This is an unredeemingly dark tale. A story with Bulger foot soldiers turned government witnesses (the film is structured flashback style, with tape-recorded interrogations pointing the way). A story about bonds of brotherhood, filial and otherwise. A story where women don't figure much, except to bear children, bring food to the table, and wonder what the hell the men in their lives are doing. Benedict Cumberbatch plays Billy Bulger, Whitey's brother, a bespoke-suited state senator, a power broker who doesn't need to break legs to achieve his goals. Kevin Bacon is FBI supervisor Charles McGuire, who wears his ties wide and whose eyes periodically go wide, too, in disbelief over what Bulger is getting away with. (Murder.)
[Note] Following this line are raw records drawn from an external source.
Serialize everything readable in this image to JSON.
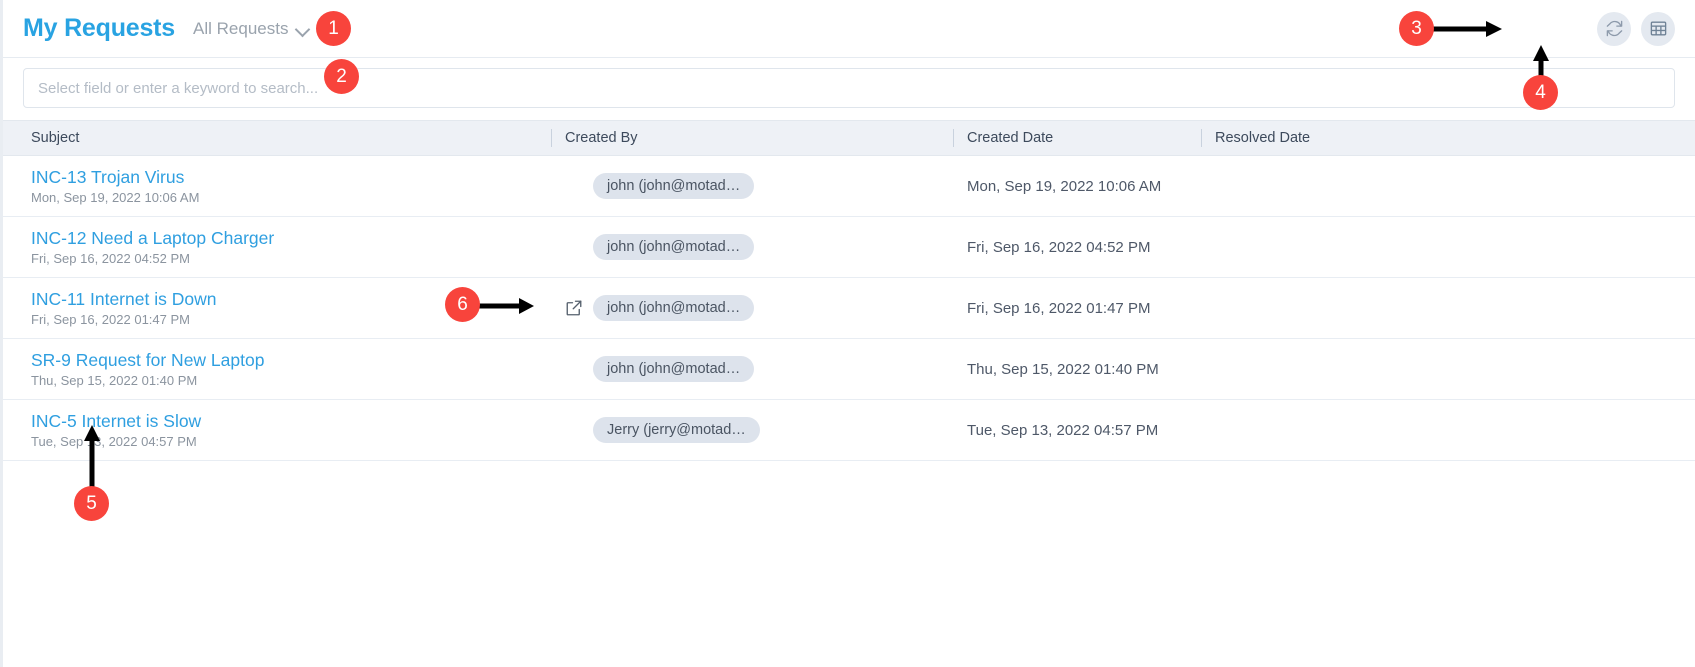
{
  "header": {
    "title": "My Requests",
    "filter_label": "All Requests",
    "chevron_icon": "chevron-down-icon",
    "refresh_icon": "refresh-icon",
    "grid_icon": "grid-view-icon"
  },
  "search": {
    "placeholder": "Select field or enter a keyword to search...",
    "value": ""
  },
  "table": {
    "columns": [
      {
        "label": "Subject"
      },
      {
        "label": "Created By"
      },
      {
        "label": "Created Date"
      },
      {
        "label": "Resolved Date"
      }
    ],
    "rows": [
      {
        "subject": "INC-13 Trojan Virus",
        "subject_sub": "Mon, Sep 19, 2022 10:06 AM",
        "created_by": "john (john@motad…",
        "created_date": "Mon, Sep 19, 2022 10:06 AM",
        "resolved_date": "",
        "show_external_icon": false
      },
      {
        "subject": "INC-12 Need a Laptop Charger",
        "subject_sub": "Fri, Sep 16, 2022 04:52 PM",
        "created_by": "john (john@motad…",
        "created_date": "Fri, Sep 16, 2022 04:52 PM",
        "resolved_date": "",
        "show_external_icon": false
      },
      {
        "subject": "INC-11 Internet is Down",
        "subject_sub": "Fri, Sep 16, 2022 01:47 PM",
        "created_by": "john (john@motad…",
        "created_date": "Fri, Sep 16, 2022 01:47 PM",
        "resolved_date": "",
        "show_external_icon": true
      },
      {
        "subject": "SR-9 Request for New Laptop",
        "subject_sub": "Thu, Sep 15, 2022 01:40 PM",
        "created_by": "john (john@motad…",
        "created_date": "Thu, Sep 15, 2022 01:40 PM",
        "resolved_date": "",
        "show_external_icon": false
      },
      {
        "subject": "INC-5 Internet is Slow",
        "subject_sub": "Tue, Sep 13, 2022 04:57 PM",
        "created_by": "Jerry (jerry@motad…",
        "created_date": "Tue, Sep 13, 2022 04:57 PM",
        "resolved_date": "",
        "show_external_icon": false
      }
    ]
  },
  "annotations": [
    {
      "label": "1"
    },
    {
      "label": "2"
    },
    {
      "label": "3"
    },
    {
      "label": "4"
    },
    {
      "label": "5"
    },
    {
      "label": "6"
    }
  ],
  "colors": {
    "accent": "#29a3e2",
    "link": "#2f9fe0",
    "annotation": "#f8443c",
    "header_bg": "#eef1f6",
    "chip_bg": "#dde3ec"
  }
}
Peter Sarsgaard plays Brian Halloran, a Bulger associate who has good reason to be wary, and 50 Shades of Grey's Dakota Johnson has a couple of unnerving scenes with Depp. She plays Lindsey Cyr, Bulger's mistress, the mother of his son. When the boy turns sick, their relationship gets very ugly, very fast.
If Black Mass finds its audience (an audience that likes its gangland yarns served meat-and-potatoes style), one scene is sure to be remembered, and much discussed. In fact, it's a meat and potatoes scene: a dinner in which Bulger asks his host, an FBI Boston bureau boss, what the steak has been marinated in. "It's a family secret," David Harbour's John Morris responds, but then Bulger works the recipe out of him anyway. Bulger's voice turns cold, accusatory: "You spill the secret family recipe today, maybe you spill about me tomorrow. Is that something maybe that's a possibility?"
It's one of the most uncomfortable dining experiences anybody's ever going to have. And it's brilliant.
Directed by Scott Cooper. With Johnny Depp, Joel Edgerton, Benedict Cumberbatch, Dakota Johnson, Kevin Bacon. Distributed by Warner Bros.
Running time: 2 hours, 2 mins.
Parent's guide: R (violence, profanity, adult themes).
Playing at: area theaters.EndText